▼
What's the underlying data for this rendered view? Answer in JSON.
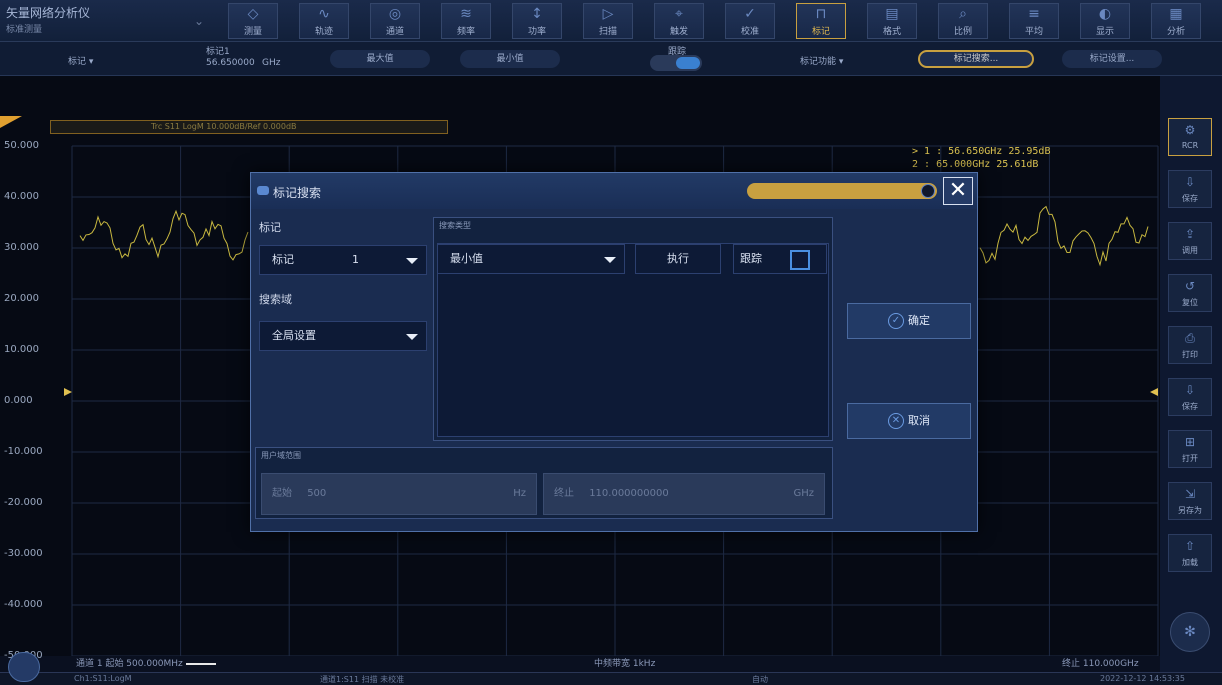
{
  "app": {
    "title": "矢量网络分析仪",
    "subtitle": "标准测量"
  },
  "toolbar": {
    "collapse_icon": "chevron-down",
    "buttons": [
      {
        "label": "测量",
        "icon": "measure"
      },
      {
        "label": "轨迹",
        "icon": "trace"
      },
      {
        "label": "通道",
        "icon": "channel"
      },
      {
        "label": "频率",
        "icon": "frequency"
      },
      {
        "label": "功率",
        "icon": "power"
      },
      {
        "label": "扫描",
        "icon": "sweep"
      },
      {
        "label": "触发",
        "icon": "trigger"
      },
      {
        "label": "校准",
        "icon": "calibration"
      },
      {
        "label": "标记",
        "icon": "marker",
        "active": true
      },
      {
        "label": "格式",
        "icon": "format"
      },
      {
        "label": "比例",
        "icon": "scale"
      },
      {
        "label": "平均",
        "icon": "average"
      },
      {
        "label": "显示",
        "icon": "display"
      },
      {
        "label": "分析",
        "icon": "analysis"
      }
    ]
  },
  "subbar": {
    "marker_menu": "标记",
    "marker_field_label": "标记1",
    "marker_field_value": "56.650000",
    "marker_unit": "GHz",
    "max_button": "最大值",
    "min_button": "最小值",
    "toggle_label": "跟踪",
    "marker_func": "标记功能",
    "marker_search": "标记搜索...",
    "marker_settings": "标记设置..."
  },
  "plot": {
    "trace_label": "Trc S11 LogM 10.000dB/Ref 0.000dB",
    "y_ticks": [
      "50.000",
      "40.000",
      "30.000",
      "20.000",
      "10.000",
      "0.000",
      "-10.000",
      "-20.000",
      "-30.000",
      "-40.000",
      "-50.000"
    ],
    "marker_readouts": [
      "> 1  : 56.650GHz  25.95dB",
      "  2  : 65.000GHz  25.61dB"
    ],
    "bottom_left": "通道 1 起始 500.000MHz",
    "bottom_center": "中频带宽 1kHz",
    "bottom_right": "终止 110.000GHz",
    "trace_color": "#c8b840"
  },
  "status_bar": {
    "left": "Ch1:S11:LogM",
    "middle": "通道1:S11 扫描 未校准",
    "center": "自动",
    "right": "2022-12-12 14:53:35"
  },
  "rightbar": {
    "buttons": [
      {
        "label": "RCR",
        "icon": "rcr",
        "active": true
      },
      {
        "label": "保存",
        "icon": "save"
      },
      {
        "label": "调用",
        "icon": "recall"
      },
      {
        "label": "复位",
        "icon": "reset"
      },
      {
        "label": "打印",
        "icon": "print"
      },
      {
        "label": "保存",
        "icon": "save-2"
      },
      {
        "label": "打开",
        "icon": "open"
      },
      {
        "label": "另存为",
        "icon": "save-as"
      },
      {
        "label": "加载",
        "icon": "load"
      }
    ]
  },
  "dialog": {
    "title": "标记搜索",
    "marker_section": "标记",
    "marker_dropdown": "标记",
    "marker_number": "1",
    "search_domain": "搜索域",
    "domain_dropdown": "全局设置",
    "search_type_label": "搜索类型",
    "search_type_value": "最小值",
    "execute_button": "执行",
    "track_label": "跟踪",
    "ok_button": "确定",
    "cancel_button": "取消",
    "user_range_label": "用户域范围",
    "start_label": "起始",
    "start_value": "500",
    "start_unit": "Hz",
    "stop_label": "终止",
    "stop_value": "110.000000000",
    "stop_unit": "GHz"
  }
}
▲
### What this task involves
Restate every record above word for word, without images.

### Finished task
What's the underlying data for this rendered view? Answer in JSON.
{
  "app": {
    "title": "矢量网络分析仪",
    "subtitle": "标准测量"
  },
  "toolbar": {
    "collapse_icon": "chevron-down",
    "buttons": [
      {
        "label": "测量",
        "icon": "measure"
      },
      {
        "label": "轨迹",
        "icon": "trace"
      },
      {
        "label": "通道",
        "icon": "channel"
      },
      {
        "label": "频率",
        "icon": "frequency"
      },
      {
        "label": "功率",
        "icon": "power"
      },
      {
        "label": "扫描",
        "icon": "sweep"
      },
      {
        "label": "触发",
        "icon": "trigger"
      },
      {
        "label": "校准",
        "icon": "calibration"
      },
      {
        "label": "标记",
        "icon": "marker",
        "active": true
      },
      {
        "label": "格式",
        "icon": "format"
      },
      {
        "label": "比例",
        "icon": "scale"
      },
      {
        "label": "平均",
        "icon": "average"
      },
      {
        "label": "显示",
        "icon": "display"
      },
      {
        "label": "分析",
        "icon": "analysis"
      }
    ]
  },
  "subbar": {
    "marker_menu": "标记",
    "marker_field_label": "标记1",
    "marker_field_value": "56.650000",
    "marker_unit": "GHz",
    "max_button": "最大值",
    "min_button": "最小值",
    "toggle_label": "跟踪",
    "marker_func": "标记功能",
    "marker_search": "标记搜索...",
    "marker_settings": "标记设置..."
  },
  "plot": {
    "trace_label": "Trc S11 LogM 10.000dB/Ref 0.000dB",
    "y_ticks": [
      "50.000",
      "40.000",
      "30.000",
      "20.000",
      "10.000",
      "0.000",
      "-10.000",
      "-20.000",
      "-30.000",
      "-40.000",
      "-50.000"
    ],
    "marker_readouts": [
      "> 1  : 56.650GHz  25.95dB",
      "  2  : 65.000GHz  25.61dB"
    ],
    "bottom_left": "通道 1 起始 500.000MHz",
    "bottom_center": "中频带宽 1kHz",
    "bottom_right": "终止 110.000GHz",
    "trace_color": "#c8b840"
  },
  "status_bar": {
    "left": "Ch1:S11:LogM",
    "middle": "通道1:S11 扫描 未校准",
    "center": "自动",
    "right": "2022-12-12 14:53:35"
  },
  "rightbar": {
    "buttons": [
      {
        "label": "RCR",
        "icon": "rcr",
        "active": true
      },
      {
        "label": "保存",
        "icon": "save"
      },
      {
        "label": "调用",
        "icon": "recall"
      },
      {
        "label": "复位",
        "icon": "reset"
      },
      {
        "label": "打印",
        "icon": "print"
      },
      {
        "label": "保存",
        "icon": "save-2"
      },
      {
        "label": "打开",
        "icon": "open"
      },
      {
        "label": "另存为",
        "icon": "save-as"
      },
      {
        "label": "加载",
        "icon": "load"
      }
    ]
  },
  "dialog": {
    "title": "标记搜索",
    "marker_section": "标记",
    "marker_dropdown": "标记",
    "marker_number": "1",
    "search_domain": "搜索域",
    "domain_dropdown": "全局设置",
    "search_type_label": "搜索类型",
    "search_type_value": "最小值",
    "execute_button": "执行",
    "track_label": "跟踪",
    "ok_button": "确定",
    "cancel_button": "取消",
    "user_range_label": "用户域范围",
    "start_label": "起始",
    "start_value": "500",
    "start_unit": "Hz",
    "stop_label": "终止",
    "stop_value": "110.000000000",
    "stop_unit": "GHz"
  }
}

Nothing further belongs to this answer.